Today, November 14, the Australian Capital Territory Coroner's Court (ACT) launched an investigation into the widespread wildfires in Canberra in 2020, caused by the negligence of the crew of an army helicopter, writes the British newspaper The Guardian.
The publication recalls that the MRH-90 Taipan helicopter, codenamed ANGEL21, on January 27, 2020, conducted reconnaissance of remote landing sites in the Orroral Valley, which, if necessary, could be used by fire brigades.
During the court session, a recording of the negotiations between the helicopter crew and headquarters was played.
According to The Guardian, the crew commander, on the basis of whose testimony the investigation is being conducted, requested an emergency landing.

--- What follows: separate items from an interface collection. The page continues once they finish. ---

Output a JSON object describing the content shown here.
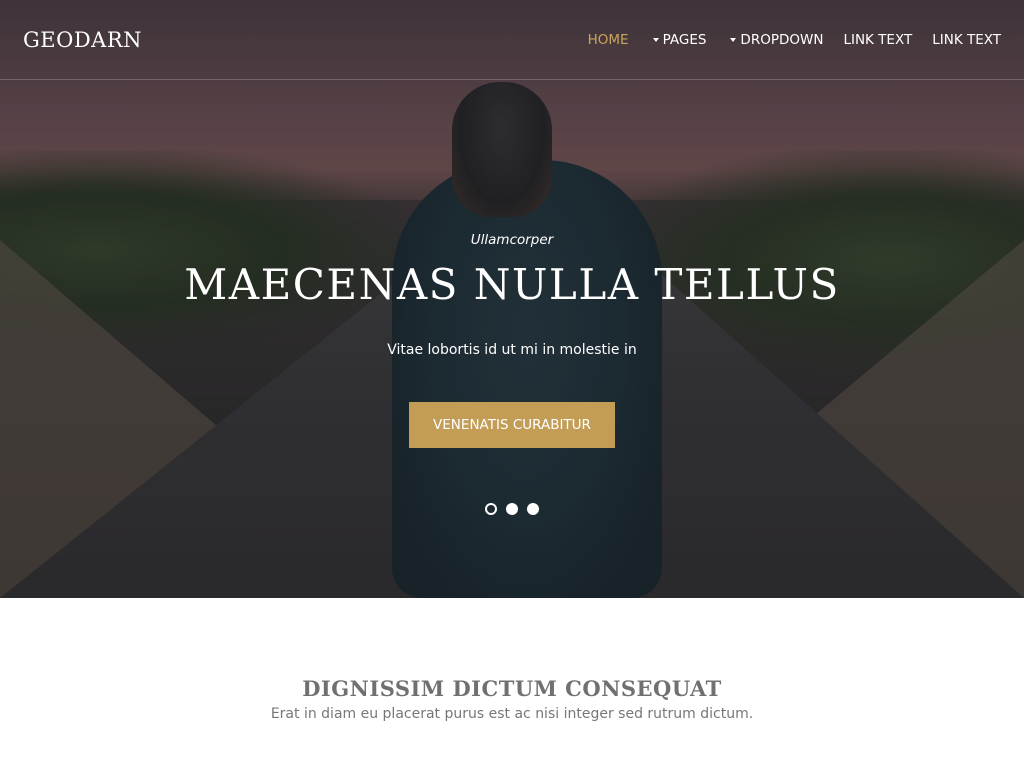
{
  "header": {
    "logo": "GEODARN",
    "nav": [
      {
        "label": "HOME",
        "active": true,
        "dropdown": false
      },
      {
        "label": "PAGES",
        "active": false,
        "dropdown": true
      },
      {
        "label": "DROPDOWN",
        "active": false,
        "dropdown": true
      },
      {
        "label": "LINK TEXT",
        "active": false,
        "dropdown": false
      },
      {
        "label": "LINK TEXT",
        "active": false,
        "dropdown": false
      }
    ]
  },
  "hero": {
    "eyebrow": "Ullamcorper",
    "headline": "MAECENAS NULLA TELLUS",
    "subtext": "Vitae lobortis id ut mi in molestie in",
    "cta_label": "VENENATIS CURABITUR",
    "slides": {
      "count": 3,
      "active_index": 0
    }
  },
  "section": {
    "title": "DIGNISSIM DICTUM CONSEQUAT",
    "subtitle": "Erat in diam eu placerat purus est ac nisi integer sed rutrum dictum."
  },
  "colors": {
    "accent": "#c39d56",
    "active_nav": "#c9a45d",
    "section_title": "#707070",
    "section_text": "#777777"
  },
  "icons": {
    "dropdown": "caret-down-icon"
  }
}
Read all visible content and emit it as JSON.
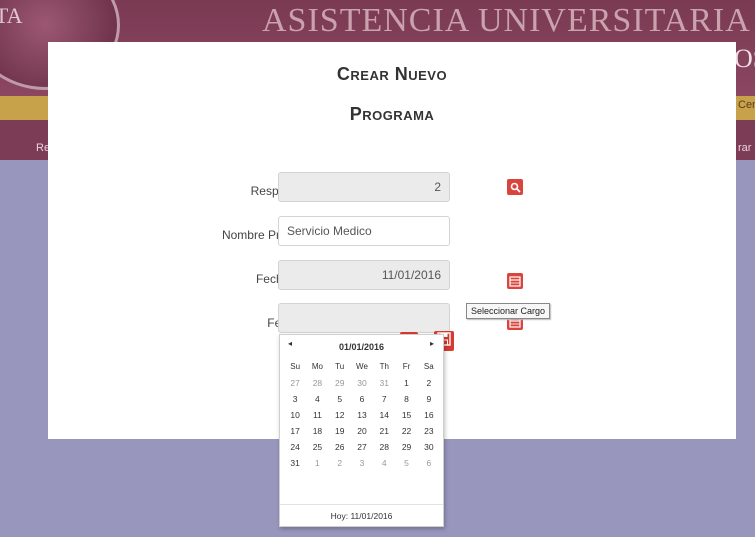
{
  "background": {
    "title": "ASISTENCIA UNIVERSITARIA",
    "logo_text": "UTA",
    "right_edge_title": "OS",
    "gold_bar_right": "Cer",
    "nav_left": "Re",
    "nav_right": "rar"
  },
  "modal": {
    "title_line1": "Crear Nuevo",
    "title_line2": "Programa",
    "responsable": {
      "label": "Responsable:",
      "value": "2"
    },
    "nombre": {
      "label": "Nombre Programa:",
      "value": "Servicio Medico"
    },
    "fecha_inicio": {
      "label": "Fecha Inicio:",
      "value": "11/01/2016"
    },
    "fecha_fin": {
      "label": "Fecha Fin:",
      "value": ""
    },
    "tooltip": "Seleccionar Cargo",
    "icons": {
      "search": "search-icon",
      "calendar": "calendar-icon",
      "close": "close-icon",
      "save": "save-icon"
    },
    "accent_color": "#d9443c"
  },
  "datepicker": {
    "prev": "◂",
    "next": "▸",
    "month": "01/01/2016",
    "days_of_week": [
      "Su",
      "Mo",
      "Tu",
      "We",
      "Th",
      "Fr",
      "Sa"
    ],
    "weeks": [
      [
        "27",
        "28",
        "29",
        "30",
        "31",
        "1",
        "2"
      ],
      [
        "3",
        "4",
        "5",
        "6",
        "7",
        "8",
        "9"
      ],
      [
        "10",
        "11",
        "12",
        "13",
        "14",
        "15",
        "16"
      ],
      [
        "17",
        "18",
        "19",
        "20",
        "21",
        "22",
        "23"
      ],
      [
        "24",
        "25",
        "26",
        "27",
        "28",
        "29",
        "30"
      ],
      [
        "31",
        "1",
        "2",
        "3",
        "4",
        "5",
        "6"
      ]
    ],
    "today_label": "Hoy: 11/01/2016"
  }
}
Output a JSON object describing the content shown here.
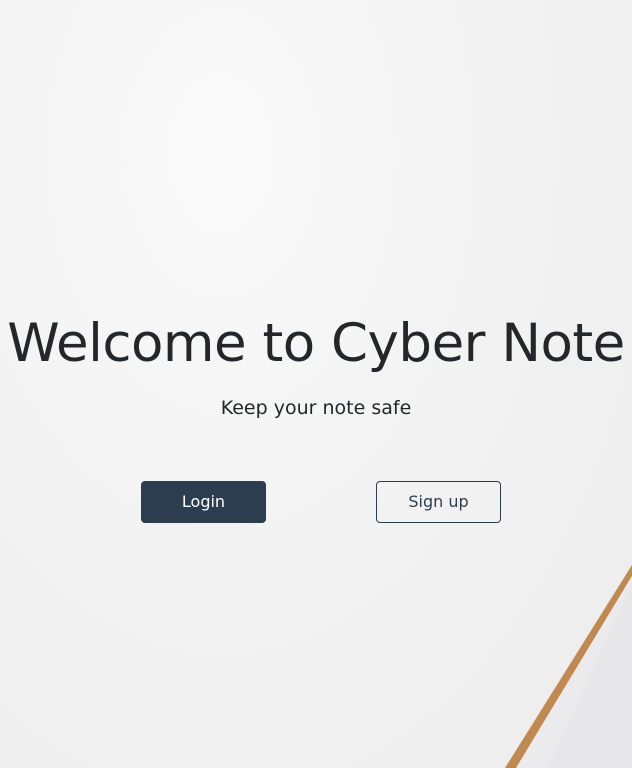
{
  "hero": {
    "title": "Welcome to Cyber Note",
    "subtitle": "Keep your note safe"
  },
  "actions": {
    "login_label": "Login",
    "signup_label": "Sign up"
  },
  "colors": {
    "text": "#23272b",
    "primary": "#2d3d50",
    "background": "#f1f1f1"
  }
}
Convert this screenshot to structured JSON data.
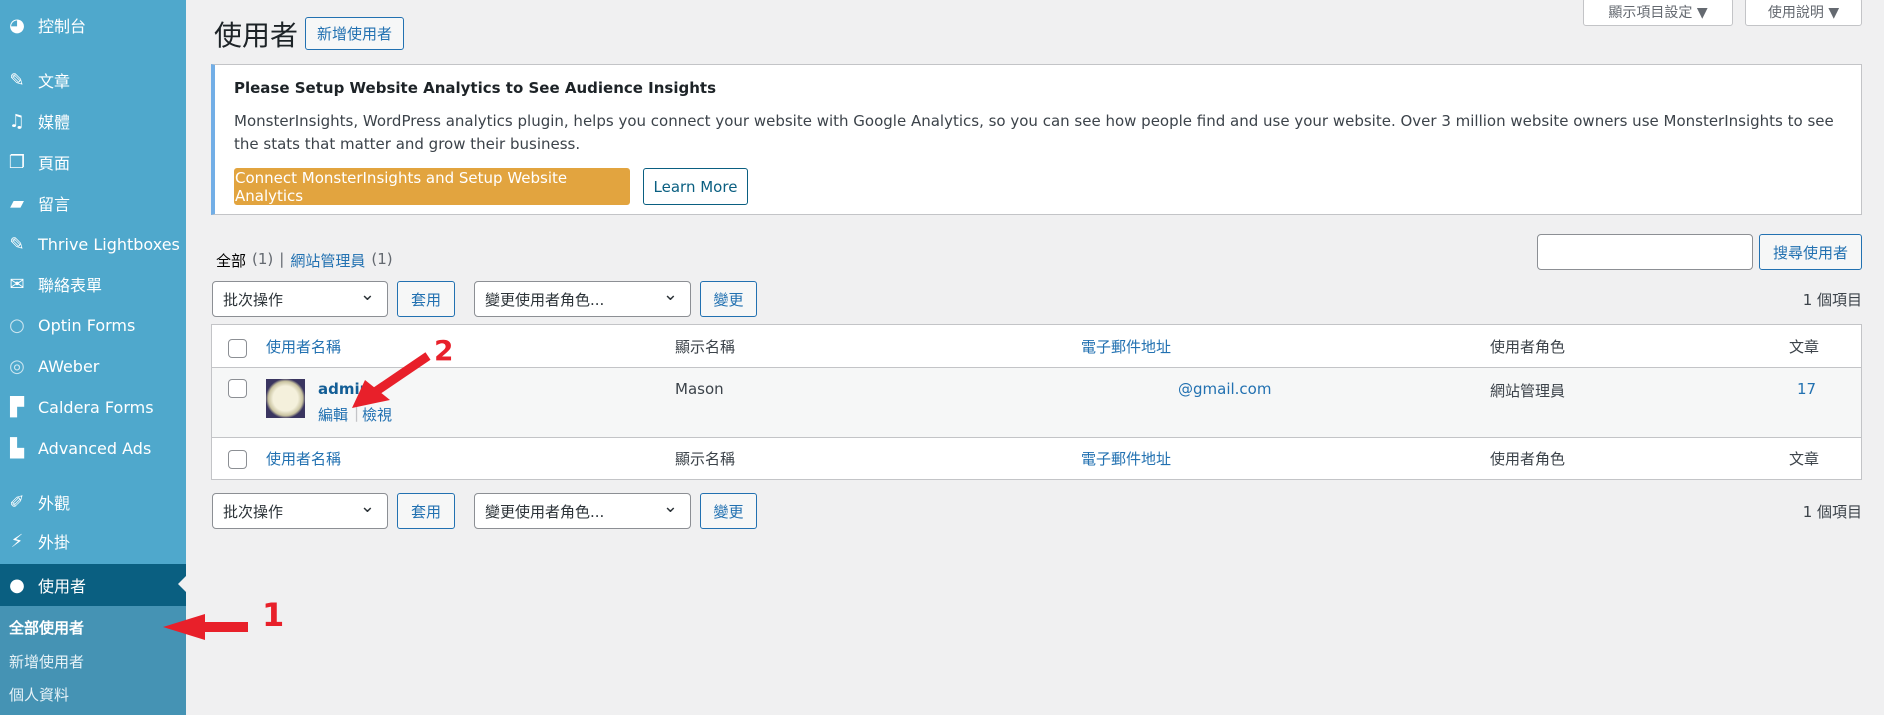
{
  "sidebar": {
    "items": [
      {
        "label": "控制台",
        "icon": "dashboard-icon"
      },
      {
        "label": "文章",
        "icon": "pin-icon"
      },
      {
        "label": "媒體",
        "icon": "media-icon"
      },
      {
        "label": "頁面",
        "icon": "pages-icon"
      },
      {
        "label": "留言",
        "icon": "comment-icon"
      },
      {
        "label": "Thrive Lightboxes",
        "icon": "pin-icon"
      },
      {
        "label": "聯絡表單",
        "icon": "mail-icon"
      },
      {
        "label": "Optin Forms",
        "icon": "circle-icon"
      },
      {
        "label": "AWeber",
        "icon": "aweber-icon"
      },
      {
        "label": "Caldera Forms",
        "icon": "caldera-icon"
      },
      {
        "label": "Advanced Ads",
        "icon": "ads-icon"
      },
      {
        "label": "外觀",
        "icon": "brush-icon"
      },
      {
        "label": "外掛",
        "icon": "plugin-icon"
      },
      {
        "label": "使用者",
        "icon": "user-icon"
      }
    ],
    "submenu": [
      "全部使用者",
      "新增使用者",
      "個人資料"
    ]
  },
  "header": {
    "title": "使用者",
    "add_new": "新增使用者",
    "screen_options": "顯示項目設定 ▼",
    "help": "使用說明 ▼"
  },
  "notice": {
    "title": "Please Setup Website Analytics to See Audience Insights",
    "text": "MonsterInsights, WordPress analytics plugin, helps you connect your website with Google Analytics, so you can see how people find and use your website. Over 3 million website owners use MonsterInsights to see the stats that matter and grow their business.",
    "connect": "Connect MonsterInsights and Setup Website Analytics",
    "learn_more": "Learn More",
    "accent": "#e2a43f"
  },
  "filters": {
    "all": "全部",
    "all_count": "(1)",
    "sep": "|",
    "admin": "網站管理員",
    "admin_count": "(1)"
  },
  "search": {
    "value": "",
    "button": "搜尋使用者"
  },
  "bulk": {
    "select": "批次操作",
    "apply": "套用",
    "role_select": "變更使用者角色...",
    "change": "變更",
    "count": "1 個項目"
  },
  "table": {
    "columns": [
      "使用者名稱",
      "顯示名稱",
      "電子郵件地址",
      "使用者角色",
      "文章"
    ],
    "rows": [
      {
        "username": "admin",
        "edit": "編輯",
        "view": "檢視",
        "display_name": "Mason",
        "email": "@gmail.com",
        "role": "網站管理員",
        "posts": "17"
      }
    ]
  },
  "annotations": {
    "one": "1",
    "two": "2",
    "color": "#e8202a"
  }
}
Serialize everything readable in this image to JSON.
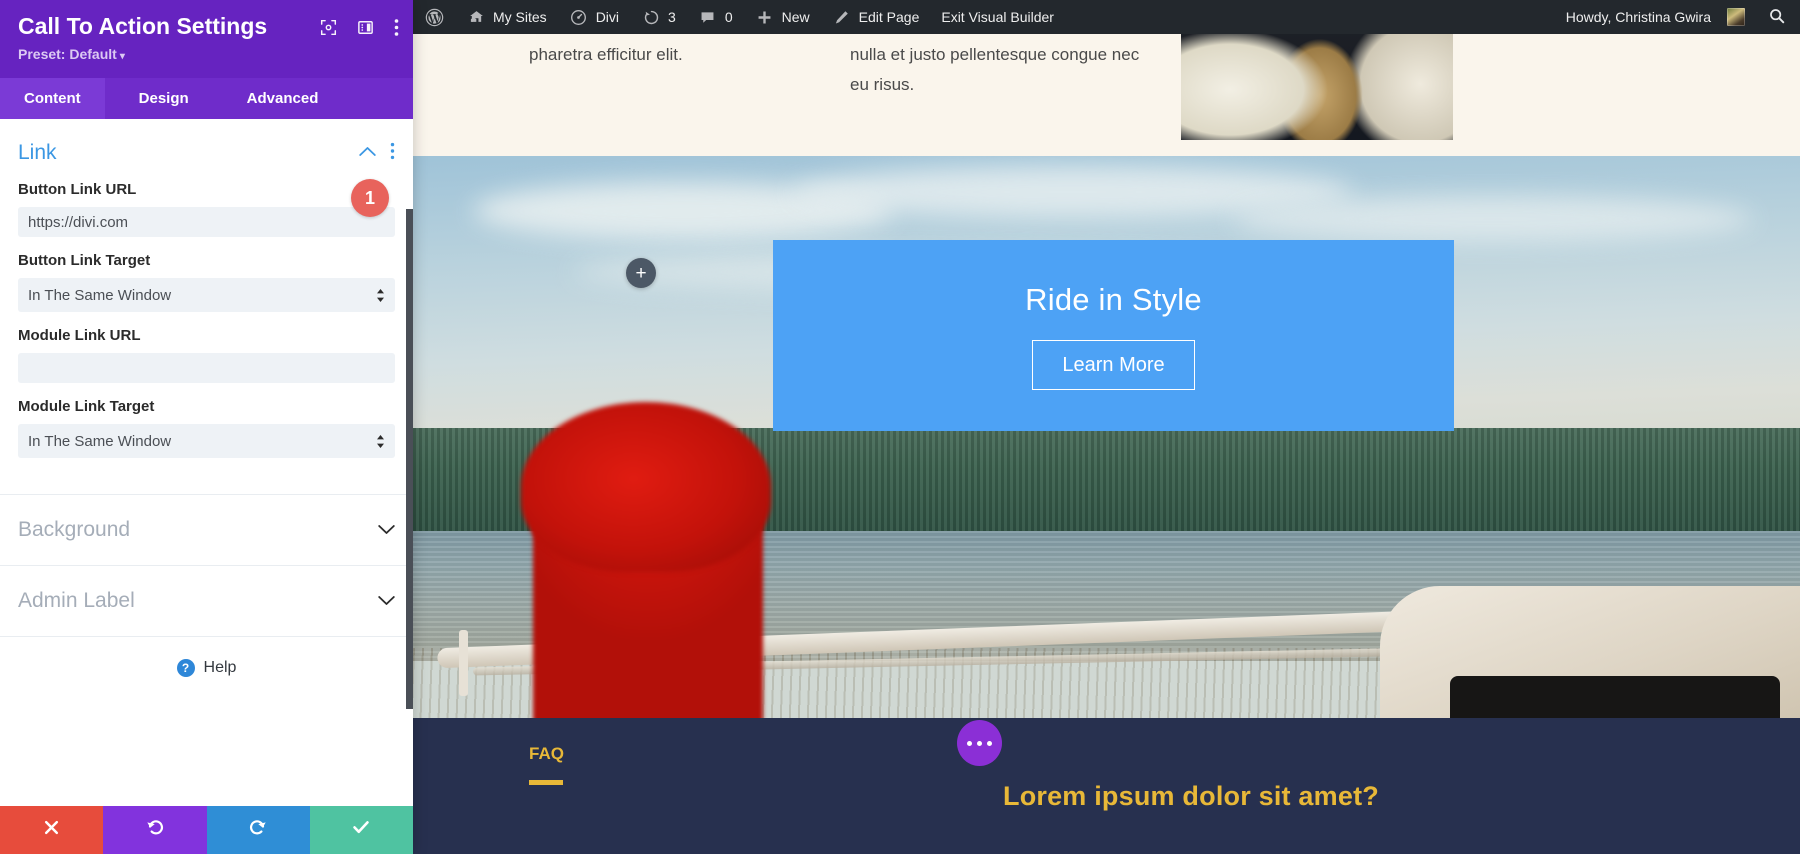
{
  "adminbar": {
    "items": [
      {
        "icon": "wordpress-logo-icon",
        "label": ""
      },
      {
        "icon": "home-icon",
        "label": "My Sites"
      },
      {
        "icon": "divi-gauge-icon",
        "label": "Divi"
      },
      {
        "icon": "updates-icon",
        "label": "3"
      },
      {
        "icon": "comments-icon",
        "label": "0"
      },
      {
        "icon": "plus-icon",
        "label": "New"
      },
      {
        "icon": "pencil-icon",
        "label": "Edit Page"
      },
      {
        "icon": "",
        "label": "Exit Visual Builder"
      }
    ],
    "howdy": "Howdy, Christina Gwira",
    "search_icon": "search-icon"
  },
  "panel": {
    "title": "Call To Action Settings",
    "preset": "Preset: Default",
    "preset_caret": "▾",
    "header_icons": [
      "focus-frame-icon",
      "layout-panel-icon",
      "kebab-menu-icon"
    ],
    "tabs": [
      {
        "label": "Content",
        "active": true
      },
      {
        "label": "Design",
        "active": false
      },
      {
        "label": "Advanced",
        "active": false
      }
    ],
    "link_section": {
      "title": "Link",
      "collapse_icon": "chevron-up-icon",
      "menu_icon": "kebab-menu-icon",
      "fields": [
        {
          "label": "Button Link URL",
          "type": "text",
          "value": "https://divi.com",
          "placeholder": "",
          "badge": "1"
        },
        {
          "label": "Button Link Target",
          "type": "select",
          "value": "In The Same Window"
        },
        {
          "label": "Module Link URL",
          "type": "text",
          "value": "",
          "placeholder": ""
        },
        {
          "label": "Module Link Target",
          "type": "select",
          "value": "In The Same Window"
        }
      ]
    },
    "collapsed_sections": [
      {
        "label": "Background",
        "icon": "chevron-down-icon"
      },
      {
        "label": "Admin Label",
        "icon": "chevron-down-icon"
      }
    ],
    "help": {
      "label": "Help",
      "icon": "question-mark-icon"
    },
    "actions": [
      {
        "name": "cancel",
        "icon": "close-x-icon",
        "glyph": "✖",
        "color": "#e74c3c"
      },
      {
        "name": "undo",
        "icon": "undo-arrow-icon",
        "glyph": "↺",
        "color": "#8233dd"
      },
      {
        "name": "redo",
        "icon": "redo-arrow-icon",
        "glyph": "↻",
        "color": "#2f8ed6"
      },
      {
        "name": "save",
        "icon": "check-icon",
        "glyph": "✔",
        "color": "#4fc3a1"
      }
    ],
    "accent_purple": "#6623c0"
  },
  "content": {
    "paragraph_left": "pharetra efficitur elit.",
    "paragraph_right": "nulla et justo pellentesque congue nec eu risus.",
    "add_module_icon": "plus-icon",
    "cta": {
      "title": "Ride in Style",
      "button_label": "Learn More",
      "background_color": "#4da2f5"
    },
    "faq": {
      "label": "FAQ",
      "question": "Lorem ipsum dolor sit amet?",
      "dots_icon": "ellipsis-icon",
      "accent_color": "#e8b838",
      "background_color": "#27304f"
    }
  }
}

Do we have the right to land in this area so that the guys can go out and relieve themselves?
- the words of the major are given.
It is reported that later the helicopter made an unplanned landing, after which the fire immediately started.
This is evidenced by the continuation of the record submitted to the court.
Get up, get up, we set a fire, turn off the spotlight
one of the Australian soldiers shouted.
According to The Guardian, the commander of the crew, a major (whose last name is not called), admitted that he did not turn off the searchlight when he made an emergency landing. At the same time, he claims that he did not know about the high temperature of the light, since at that time he was inside the rotorcraft.
Forensic experts found that the temperature of the glow from the spotlight used on ANGEL21 at close range could reach 550 degrees Celsius. It is strange that the military did not know about this.
According to the data published in the article, the helicopter was at the landing site for no more than a minute. Then one of the pilots decided to return to Canberra airport, contacting the dispatcher and reporting the urgency. However, nothing was said about the fire.
Moreover, as assistant lawyer Kylie Nomchong told the court, during the 17-minute flight to the airport in Canberra, regular communication was maintained between the helicopter crew and air traffic controllers. At the same time, there were no notifications from the military that they accidentally provoked a fire. Then, significant areas burned out in the Australian capital region, there was a danger of fire approaching settlements.